Property #7 points to the “great weather” in the neighborhood
Okay, so you’re asking, “What’s the big deal? Who cares whether an agent uses the word ‘great’ one time, fourteen times or not at all?”
And I’m answering. Or I’m starting to answer and then shutting my mouth. I’m thinking. What IS the big deal? Who DOES care? Why AM I railing about the verbiage in MLS comments?
It has only to do with my interest in words and writing. It has nothing to do with real estate or selling real estate. I can use the word “great” as much as I want, but in the end no buyers are going to take my word for it. They’re going to see the property themselves and decide if it rates a “great.”
Meanwhile, it’s another great day in San Francisco. What a great place to live. What a great place to work. What a great place to sell real estate.
During brokers’ tour yesterday, real estate agents were melting all over San Francisco.

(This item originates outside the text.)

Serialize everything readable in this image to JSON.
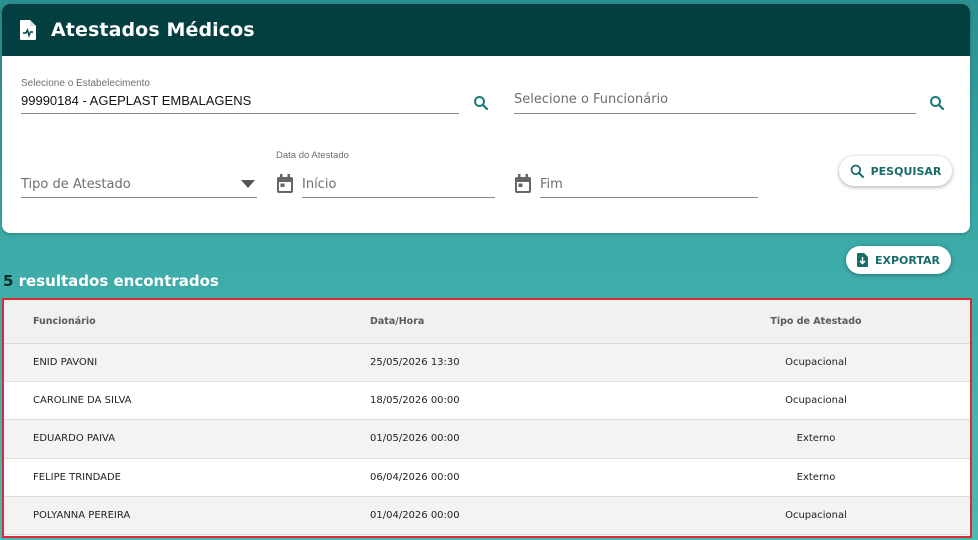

We were blasting our car air conditioners. We were panting up two flights of Victorian stairs. We were showing (for better or for worse) not just properties but huge swaths of our flesh.

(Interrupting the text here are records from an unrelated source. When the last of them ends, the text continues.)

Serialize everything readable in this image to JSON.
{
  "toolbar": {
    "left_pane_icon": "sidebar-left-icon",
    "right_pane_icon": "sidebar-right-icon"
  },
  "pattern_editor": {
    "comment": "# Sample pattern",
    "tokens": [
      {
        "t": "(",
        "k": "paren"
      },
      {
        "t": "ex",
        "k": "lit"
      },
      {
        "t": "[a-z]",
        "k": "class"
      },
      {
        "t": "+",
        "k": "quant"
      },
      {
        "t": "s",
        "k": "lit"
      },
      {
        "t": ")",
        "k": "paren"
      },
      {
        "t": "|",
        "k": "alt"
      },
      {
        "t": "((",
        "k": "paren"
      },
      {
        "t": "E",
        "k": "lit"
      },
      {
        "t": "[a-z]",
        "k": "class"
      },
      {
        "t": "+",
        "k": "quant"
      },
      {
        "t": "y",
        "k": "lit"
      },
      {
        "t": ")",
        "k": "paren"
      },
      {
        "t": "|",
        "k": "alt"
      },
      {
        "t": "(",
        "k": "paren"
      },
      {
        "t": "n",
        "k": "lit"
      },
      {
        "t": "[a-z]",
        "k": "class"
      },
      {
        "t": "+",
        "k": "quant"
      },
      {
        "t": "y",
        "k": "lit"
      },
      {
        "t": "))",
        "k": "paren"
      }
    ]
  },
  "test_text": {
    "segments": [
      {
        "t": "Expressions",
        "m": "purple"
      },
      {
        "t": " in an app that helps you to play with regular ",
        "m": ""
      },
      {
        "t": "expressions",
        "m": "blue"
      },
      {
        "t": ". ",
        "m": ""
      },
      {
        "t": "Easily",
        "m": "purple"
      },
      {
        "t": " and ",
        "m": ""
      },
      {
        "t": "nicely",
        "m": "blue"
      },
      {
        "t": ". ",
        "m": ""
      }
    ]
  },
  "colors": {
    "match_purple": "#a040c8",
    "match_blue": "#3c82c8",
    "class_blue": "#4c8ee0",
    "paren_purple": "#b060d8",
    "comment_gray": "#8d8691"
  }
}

I had to dig deep — beneath the wool sweaters and boots and long underwear — to find my “hot days dress.” I only have one. And I only have one pair of dress-up high-heel sandals.
Wobbling across a Presidio Heights street en route to a colleague’s listing, a pair of tourists stopped me. Did I live here, they wanted to know. Could I point them toward a store where they could buy some sunscreen and water, they wondered.
I was so damn hot I had to stop in order to think straight. Which was fine because it gave me a minute to fan under my armpits.
“Water? Sunscreen?” I scowled — confused because normally tourists ask where they can buy a sweatshirt or a jacket because it’s like 45 degrees at Jackson and Presidio.
“That way,” I managed, pointing south toward Sacramento Street.
“Are you okay?” they said, looking worried in their shorts and t-shirts.
“Yes, I’m fine,” I replied, “We’re just not used to this weather. This is San Francisco, not California. Stay cool.”
They thanked me and moved away quickly. Still resting in the puny shade of a sidewalk tree, I watched them as a half a block away they stopped another agent to ask for directions.